Task statement: Go through the entries below and give the number of lines that have the string "Information", and only that.
-------- Records to process
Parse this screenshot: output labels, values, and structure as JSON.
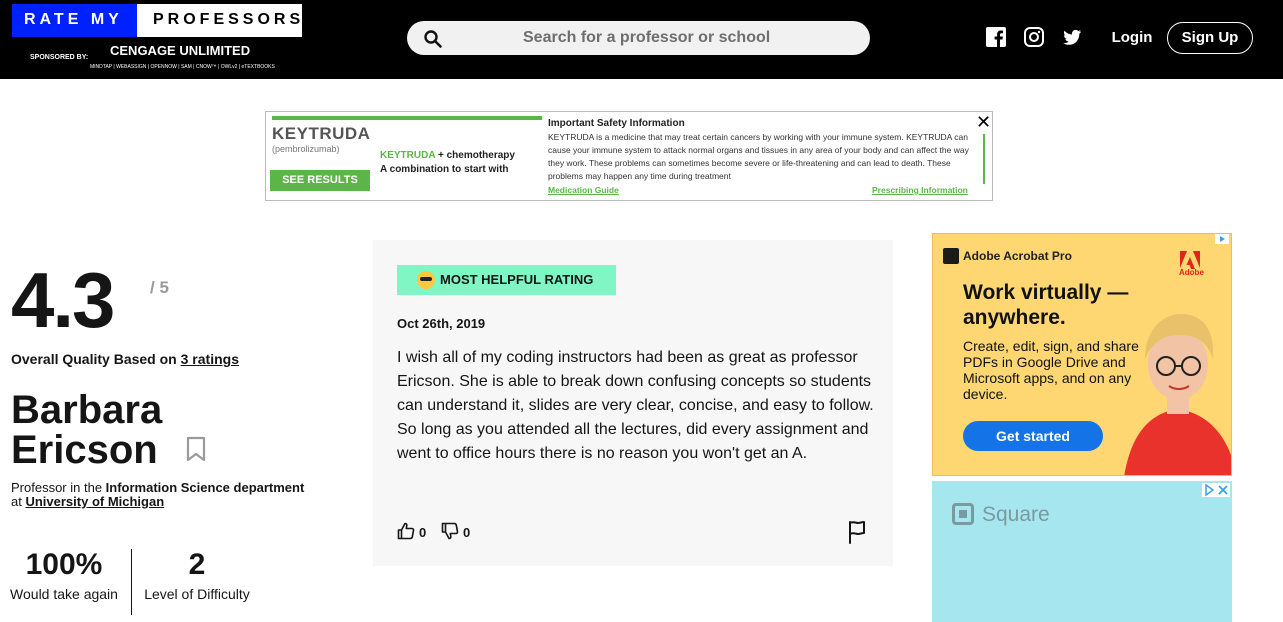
{
  "header": {
    "logo_text_blue": "RATE MY",
    "logo_text_white": "PROFESSORS",
    "sponsor_label": "SPONSORED BY:",
    "sponsor_name": "CENGAGE UNLIMITED",
    "sponsor_sub": "MINDTAP | WEBASSIGN | OPENNOW | SAM | CNOW™ | OWLv2 | eTEXTBOOKS",
    "search_placeholder": "Search for a professor or school",
    "login_label": "Login",
    "signup_label": "Sign Up",
    "social": [
      "facebook-icon",
      "instagram-icon",
      "twitter-icon"
    ]
  },
  "top_ad": {
    "brand": "KEYTRUDA",
    "brand_sub": "(pembrolizumab)",
    "button": "SEE RESULTS",
    "line1_brand": "KEYTRUDA",
    "line1_rest": "+ chemotherapy",
    "line2": "A combination to start with",
    "isi_title": "Important Safety Information",
    "isi_text": "KEYTRUDA is a medicine that may treat certain cancers by working with your immune system. KEYTRUDA can cause your immune system to attack normal organs and tissues in any area of your body and can affect the way they work. These problems can sometimes become severe or life-threatening and can lead to death. These problems may happen any time during treatment",
    "link1": "Medication Guide",
    "link2": "Prescribing Information"
  },
  "professor": {
    "rating": "4.3",
    "rating_max": "/ 5",
    "overall_prefix": "Overall Quality Based on ",
    "ratings_link": "3 ratings",
    "first_name": "Barbara",
    "last_name": "Ericson",
    "dept_prefix": "Professor in the ",
    "dept_name": "Information Science department",
    "at_label": "at ",
    "school": "University of Michigan",
    "take_again_value": "100%",
    "take_again_label": "Would take again",
    "difficulty_value": "2",
    "difficulty_label": "Level of Difficulty"
  },
  "review": {
    "tag": "MOST HELPFUL RATING",
    "date": "Oct 26th, 2019",
    "text": "I wish all of my coding instructors had been as great as professor Ericson. She is able to break down confusing concepts so students can understand it, slides are very clear, concise, and easy to follow. So long as you attended all the lectures, did every assignment and went to office hours there is no reason you won't get an A.",
    "thumbs_up": "0",
    "thumbs_down": "0"
  },
  "ad_acrobat": {
    "brand": "Adobe Acrobat Pro",
    "adobe_label": "Adobe",
    "headline": "Work virtually — anywhere.",
    "body": "Create, edit, sign, and share PDFs in Google Drive and Microsoft apps, and on any device.",
    "button": "Get started"
  },
  "ad_square": {
    "brand": "Square"
  }
}
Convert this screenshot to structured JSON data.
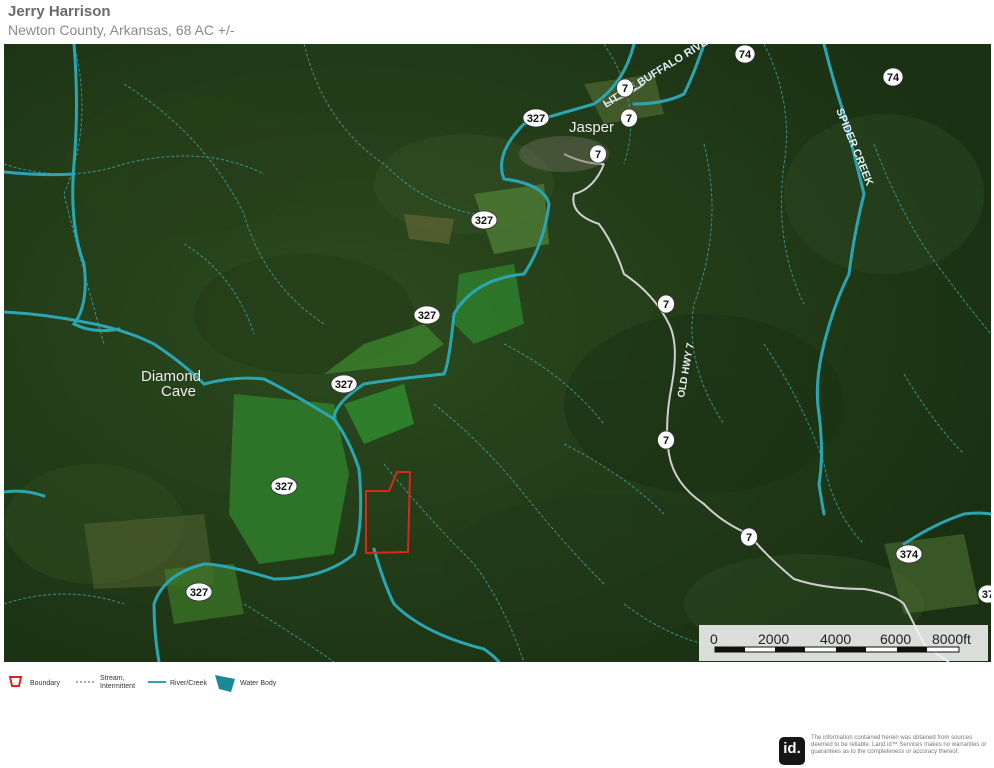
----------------
Written response: 3